As for alcohol, we know from many studies that it is harmful. Alcohol causes life-threatening disease of nearly every body system (liver, nervous system, gastrointestinal tract, heart, and others), accidents, and some cancers. Evidence also suggests, however, that moderate drinking may protect against cardiovascular disease (2), perhaps by raising high-density lipoprotein levels (3), decreasing platelet aggregation, and causing favorable changes in coagulation. This study addresses the net effect, how it relates to the alcohol dose, and how it can be explained.
The authors show, as others have (4-6), that in a “U-shaped” dose-response curve, alcohol consumption is related to death, with lower death rates occurring in men consuming 1 to 2 drinks/d than in abstainers or heavier drinkers. The authors also present evidence that the overall curve is the sum of at least 2 different dose-response curves, one for causes of death believed (from other studies) to be from alcohol and the second for cardiovascular disease. With increased alcohol consumption, the alcohol-related death rate increases, but the number of cardiovascular-related deaths decreases (at lower levels of drinking).
The higher death rates among abstainers observed in this and other studies are controversial. It is an unattractive finding for clinicians who have seen so many patients suffering from alcohol addiction and its complications. The observation is also consistent with findings in some alcohol drinkers who stop drinking when they become ill. Doll and colleagues present evidence against this explanation, showing that the association between alcohol and death was at least as strong in men without previous disease as in those with it.
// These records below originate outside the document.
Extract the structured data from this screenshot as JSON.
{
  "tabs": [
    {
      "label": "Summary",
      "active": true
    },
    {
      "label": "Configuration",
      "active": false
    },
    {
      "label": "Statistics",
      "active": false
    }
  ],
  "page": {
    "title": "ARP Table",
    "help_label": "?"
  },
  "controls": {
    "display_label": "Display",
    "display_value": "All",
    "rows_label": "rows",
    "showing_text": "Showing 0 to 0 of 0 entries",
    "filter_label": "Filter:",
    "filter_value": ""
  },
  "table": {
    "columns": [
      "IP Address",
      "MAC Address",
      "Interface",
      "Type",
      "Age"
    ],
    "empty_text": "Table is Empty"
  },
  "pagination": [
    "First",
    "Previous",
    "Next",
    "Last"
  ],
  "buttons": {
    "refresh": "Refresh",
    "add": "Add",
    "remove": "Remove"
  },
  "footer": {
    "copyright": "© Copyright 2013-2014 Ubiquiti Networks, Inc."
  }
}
The findings have subsequently been shown to be generalizable to women and older men (7). On the basis of this and other information, clinicians probably should behave as if moderate alcohol intake is, on average, not just harmless but beneficial.
Robert H. Fletcher, MD, MSc
Harvard Medical SchoolBoston, Massachusetts, USA
3. Suh I, Shaten BJ, Cutler JA, Kuller LH. Alcohol use and mortality from coronary heart disease: the role of high-density lipoprotein cholesterol. The Multiple Risk Factor Intervention Trial Research Group. Ann Intern Med. 1992;116:881-7.